The CCRP also works to provide a welcoming and stimulating space in which international researchers wishing can co-design and test Colouring Cities platforms to the highest standards to support application of captured data in many areas of socio-economic and environmental research, and to ensure ethical considerations are prioritised. Improvements to the governance model, protocols, back and front end design, and to content are ongoing and incremental, and build on partner findings. CCRP research partners can be identified by their exclusive use of the Colouring Cities logo, and their inclusion on this page, and on the Alan Turing Institute CCRP webpage. No other applications of Colouring Cities code, interface design or logo are endorsed by the Alan Turing Institute. Information on CCRP resources provided by The Alan Turing Institute can be found here.

All CCRP platforms are at different stages of development. Information on current CCRP academic partners and live platform links (where available) are provided below. Discussions regarding Colouring Cities platform set-up are also underway with academic institutions in Switzerland, Japan, India and Bangladesh.

Colouring Australia

Colouring Bahrain

Colouring Britain/Colouring London prototype

Colouring Colombia

Colouring Germany

Colouring Greece

Colouring Indonesia

Colouring Lebanon

Academic networks and hubs

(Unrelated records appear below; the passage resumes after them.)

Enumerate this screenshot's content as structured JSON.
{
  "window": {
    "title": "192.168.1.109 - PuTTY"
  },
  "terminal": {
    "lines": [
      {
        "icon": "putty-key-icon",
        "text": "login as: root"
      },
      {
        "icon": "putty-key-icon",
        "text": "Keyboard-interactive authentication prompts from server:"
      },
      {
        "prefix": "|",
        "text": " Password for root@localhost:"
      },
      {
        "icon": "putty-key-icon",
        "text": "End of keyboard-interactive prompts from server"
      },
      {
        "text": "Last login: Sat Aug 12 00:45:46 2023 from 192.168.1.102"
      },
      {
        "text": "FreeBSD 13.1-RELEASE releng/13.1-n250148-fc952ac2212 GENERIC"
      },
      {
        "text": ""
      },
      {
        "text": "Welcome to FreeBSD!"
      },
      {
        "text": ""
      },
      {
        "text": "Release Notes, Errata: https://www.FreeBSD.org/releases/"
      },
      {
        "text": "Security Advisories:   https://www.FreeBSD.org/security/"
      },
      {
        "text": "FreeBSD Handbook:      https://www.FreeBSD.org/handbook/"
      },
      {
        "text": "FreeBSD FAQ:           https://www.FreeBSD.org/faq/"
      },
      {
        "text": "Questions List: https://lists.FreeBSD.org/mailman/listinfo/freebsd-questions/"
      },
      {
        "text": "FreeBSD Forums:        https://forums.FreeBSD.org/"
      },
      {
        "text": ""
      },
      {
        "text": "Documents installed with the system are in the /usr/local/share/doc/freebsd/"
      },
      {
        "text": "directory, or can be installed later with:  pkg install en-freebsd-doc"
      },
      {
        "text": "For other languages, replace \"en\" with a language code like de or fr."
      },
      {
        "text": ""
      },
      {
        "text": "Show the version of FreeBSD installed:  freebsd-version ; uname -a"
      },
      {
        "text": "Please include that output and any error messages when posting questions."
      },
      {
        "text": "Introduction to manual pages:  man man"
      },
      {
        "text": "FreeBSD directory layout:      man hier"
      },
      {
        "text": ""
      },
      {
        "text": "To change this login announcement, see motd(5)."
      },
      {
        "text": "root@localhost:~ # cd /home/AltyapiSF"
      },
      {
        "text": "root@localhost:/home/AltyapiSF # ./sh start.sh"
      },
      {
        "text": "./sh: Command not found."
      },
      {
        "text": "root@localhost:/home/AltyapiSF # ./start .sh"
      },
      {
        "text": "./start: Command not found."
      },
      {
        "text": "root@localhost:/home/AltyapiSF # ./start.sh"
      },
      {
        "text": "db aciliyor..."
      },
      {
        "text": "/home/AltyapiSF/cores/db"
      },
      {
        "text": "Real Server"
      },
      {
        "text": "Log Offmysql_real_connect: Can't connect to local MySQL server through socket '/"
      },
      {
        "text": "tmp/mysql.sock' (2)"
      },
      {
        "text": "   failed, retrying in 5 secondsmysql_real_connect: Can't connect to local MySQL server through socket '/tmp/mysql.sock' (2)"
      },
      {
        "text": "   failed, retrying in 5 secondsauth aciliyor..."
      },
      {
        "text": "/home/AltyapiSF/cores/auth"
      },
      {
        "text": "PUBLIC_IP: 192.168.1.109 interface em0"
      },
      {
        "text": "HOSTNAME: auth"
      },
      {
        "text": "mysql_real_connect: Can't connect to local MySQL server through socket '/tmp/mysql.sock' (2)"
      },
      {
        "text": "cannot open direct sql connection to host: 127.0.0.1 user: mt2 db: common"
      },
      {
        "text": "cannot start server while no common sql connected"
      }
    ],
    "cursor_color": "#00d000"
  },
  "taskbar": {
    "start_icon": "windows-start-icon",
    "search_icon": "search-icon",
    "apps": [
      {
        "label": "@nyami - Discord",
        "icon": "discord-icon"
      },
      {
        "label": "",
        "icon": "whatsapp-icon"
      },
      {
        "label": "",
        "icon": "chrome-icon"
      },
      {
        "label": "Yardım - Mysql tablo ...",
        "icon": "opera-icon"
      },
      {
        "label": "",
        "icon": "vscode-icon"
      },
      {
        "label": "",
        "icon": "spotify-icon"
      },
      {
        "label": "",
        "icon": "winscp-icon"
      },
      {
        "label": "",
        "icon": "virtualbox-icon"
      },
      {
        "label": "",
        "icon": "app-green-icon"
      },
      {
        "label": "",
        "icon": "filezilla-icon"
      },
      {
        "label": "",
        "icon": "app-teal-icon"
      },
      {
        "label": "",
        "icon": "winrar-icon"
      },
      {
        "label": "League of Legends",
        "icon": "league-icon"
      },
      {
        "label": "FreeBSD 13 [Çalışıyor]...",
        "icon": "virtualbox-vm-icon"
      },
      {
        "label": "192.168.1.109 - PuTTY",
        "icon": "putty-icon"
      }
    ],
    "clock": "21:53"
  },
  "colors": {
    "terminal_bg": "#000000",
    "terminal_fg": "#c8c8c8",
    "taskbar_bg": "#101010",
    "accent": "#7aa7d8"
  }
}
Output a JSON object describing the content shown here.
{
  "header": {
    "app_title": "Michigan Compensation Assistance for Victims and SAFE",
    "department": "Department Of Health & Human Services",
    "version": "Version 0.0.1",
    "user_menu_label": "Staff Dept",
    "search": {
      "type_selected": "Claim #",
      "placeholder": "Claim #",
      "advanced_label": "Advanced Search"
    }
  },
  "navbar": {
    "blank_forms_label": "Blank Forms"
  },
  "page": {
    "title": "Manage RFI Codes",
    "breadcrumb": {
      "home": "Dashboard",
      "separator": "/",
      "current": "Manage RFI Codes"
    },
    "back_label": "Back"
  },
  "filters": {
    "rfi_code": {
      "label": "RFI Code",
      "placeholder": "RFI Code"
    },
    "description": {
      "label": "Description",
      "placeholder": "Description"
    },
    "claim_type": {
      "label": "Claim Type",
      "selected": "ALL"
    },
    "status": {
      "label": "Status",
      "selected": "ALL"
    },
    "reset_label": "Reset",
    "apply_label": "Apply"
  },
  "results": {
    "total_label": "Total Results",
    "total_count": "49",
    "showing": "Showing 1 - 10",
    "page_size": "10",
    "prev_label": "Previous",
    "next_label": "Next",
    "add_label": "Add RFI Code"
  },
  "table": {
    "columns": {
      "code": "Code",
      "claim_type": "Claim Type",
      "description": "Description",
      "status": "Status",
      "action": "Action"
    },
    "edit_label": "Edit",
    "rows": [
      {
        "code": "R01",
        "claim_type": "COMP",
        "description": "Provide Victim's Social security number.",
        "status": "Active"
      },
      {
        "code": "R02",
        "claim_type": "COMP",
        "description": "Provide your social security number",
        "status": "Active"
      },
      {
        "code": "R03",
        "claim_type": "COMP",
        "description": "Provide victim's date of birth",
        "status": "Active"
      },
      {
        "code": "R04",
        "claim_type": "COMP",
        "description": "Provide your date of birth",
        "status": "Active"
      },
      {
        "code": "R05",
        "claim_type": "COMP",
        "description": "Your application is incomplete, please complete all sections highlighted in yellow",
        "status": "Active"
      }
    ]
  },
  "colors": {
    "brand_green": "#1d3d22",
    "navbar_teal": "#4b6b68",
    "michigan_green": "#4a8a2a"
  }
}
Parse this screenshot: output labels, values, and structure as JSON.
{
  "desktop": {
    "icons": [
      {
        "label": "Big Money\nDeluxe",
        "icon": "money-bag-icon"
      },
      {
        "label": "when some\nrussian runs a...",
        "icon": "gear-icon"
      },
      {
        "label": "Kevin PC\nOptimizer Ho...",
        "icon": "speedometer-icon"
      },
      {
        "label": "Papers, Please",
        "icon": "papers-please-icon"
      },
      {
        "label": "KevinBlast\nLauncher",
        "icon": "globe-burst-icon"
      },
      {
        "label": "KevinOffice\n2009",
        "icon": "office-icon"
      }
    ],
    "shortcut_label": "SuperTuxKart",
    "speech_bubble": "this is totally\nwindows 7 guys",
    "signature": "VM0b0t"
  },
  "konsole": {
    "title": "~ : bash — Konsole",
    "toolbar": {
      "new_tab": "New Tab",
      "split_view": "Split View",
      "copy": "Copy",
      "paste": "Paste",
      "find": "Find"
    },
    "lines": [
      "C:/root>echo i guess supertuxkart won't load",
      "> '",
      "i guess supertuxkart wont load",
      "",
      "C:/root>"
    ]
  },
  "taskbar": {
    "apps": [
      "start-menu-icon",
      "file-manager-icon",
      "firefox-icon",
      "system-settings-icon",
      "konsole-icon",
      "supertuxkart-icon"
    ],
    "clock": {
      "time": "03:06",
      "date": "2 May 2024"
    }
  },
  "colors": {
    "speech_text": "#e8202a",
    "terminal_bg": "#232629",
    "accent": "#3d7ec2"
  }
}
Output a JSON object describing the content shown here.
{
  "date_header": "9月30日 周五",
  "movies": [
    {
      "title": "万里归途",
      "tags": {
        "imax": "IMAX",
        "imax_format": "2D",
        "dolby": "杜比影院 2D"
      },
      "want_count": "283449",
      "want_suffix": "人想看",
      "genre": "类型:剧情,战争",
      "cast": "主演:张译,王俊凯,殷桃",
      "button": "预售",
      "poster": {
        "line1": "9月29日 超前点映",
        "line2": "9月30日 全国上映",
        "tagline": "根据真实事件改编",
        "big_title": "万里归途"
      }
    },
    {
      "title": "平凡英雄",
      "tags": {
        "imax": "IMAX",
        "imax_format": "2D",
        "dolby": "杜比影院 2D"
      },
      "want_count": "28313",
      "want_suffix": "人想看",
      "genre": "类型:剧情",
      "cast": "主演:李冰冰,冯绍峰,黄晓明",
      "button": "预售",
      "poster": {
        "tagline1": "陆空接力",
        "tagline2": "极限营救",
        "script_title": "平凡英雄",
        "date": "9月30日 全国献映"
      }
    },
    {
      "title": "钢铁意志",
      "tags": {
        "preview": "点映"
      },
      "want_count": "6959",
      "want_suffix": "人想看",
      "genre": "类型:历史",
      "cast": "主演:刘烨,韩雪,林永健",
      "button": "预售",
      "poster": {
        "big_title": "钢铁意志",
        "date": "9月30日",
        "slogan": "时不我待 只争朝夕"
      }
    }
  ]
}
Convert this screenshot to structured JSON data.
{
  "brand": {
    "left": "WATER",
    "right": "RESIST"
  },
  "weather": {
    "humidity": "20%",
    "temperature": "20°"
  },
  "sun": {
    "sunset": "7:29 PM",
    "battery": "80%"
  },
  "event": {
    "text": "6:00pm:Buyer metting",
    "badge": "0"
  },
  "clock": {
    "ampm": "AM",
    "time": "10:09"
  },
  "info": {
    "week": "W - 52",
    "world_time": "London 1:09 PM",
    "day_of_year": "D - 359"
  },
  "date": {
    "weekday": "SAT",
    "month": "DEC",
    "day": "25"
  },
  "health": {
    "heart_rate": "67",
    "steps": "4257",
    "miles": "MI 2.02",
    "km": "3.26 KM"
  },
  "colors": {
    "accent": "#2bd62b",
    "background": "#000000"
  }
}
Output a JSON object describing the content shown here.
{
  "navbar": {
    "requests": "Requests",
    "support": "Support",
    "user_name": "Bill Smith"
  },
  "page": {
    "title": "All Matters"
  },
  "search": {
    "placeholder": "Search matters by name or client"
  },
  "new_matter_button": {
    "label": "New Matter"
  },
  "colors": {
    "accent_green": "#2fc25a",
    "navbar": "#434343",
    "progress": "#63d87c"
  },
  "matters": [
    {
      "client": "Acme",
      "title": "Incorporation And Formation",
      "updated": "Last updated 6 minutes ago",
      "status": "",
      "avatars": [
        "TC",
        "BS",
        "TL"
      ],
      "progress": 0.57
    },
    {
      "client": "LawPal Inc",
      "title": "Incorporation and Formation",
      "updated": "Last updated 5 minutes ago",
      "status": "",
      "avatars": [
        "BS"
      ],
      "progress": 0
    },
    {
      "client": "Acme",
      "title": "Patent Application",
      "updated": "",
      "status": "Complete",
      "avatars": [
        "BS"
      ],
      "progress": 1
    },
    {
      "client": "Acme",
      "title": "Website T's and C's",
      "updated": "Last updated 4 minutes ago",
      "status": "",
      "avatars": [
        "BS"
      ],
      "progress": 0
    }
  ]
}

As the number of countries involved in the CCRP expands, self-managing Global Region Hubs will be set-up and co-ordinated by interested academic partners/academic consortia in order to maximise help-in-kind support for participating institutions at global region level, and to help to encourage and track use of CCRP data in diverse areas of socio-economic and environmental research. Regional hubs are currently being developed, based on location and also on time zone. Hubs below will likely need to subdivided as new countries come on board.

Two models for country level academic networks, designed to provide trusted data moderation and drive high quality data uploads at regional scale, are currently being tested in Australia and the UK.

If you are an academic institution involved in research into stock sustainability and resilience, and would like to discuss joining the Colouring Cities Research Programme, please contact Polly Hudson at The Alan Turing Institute at If you would like to discuss collaboration with an existing Colouring Cities partner please contact the Principal Investigator, details for which may be found on individual countries’ information pages in our Open Manual.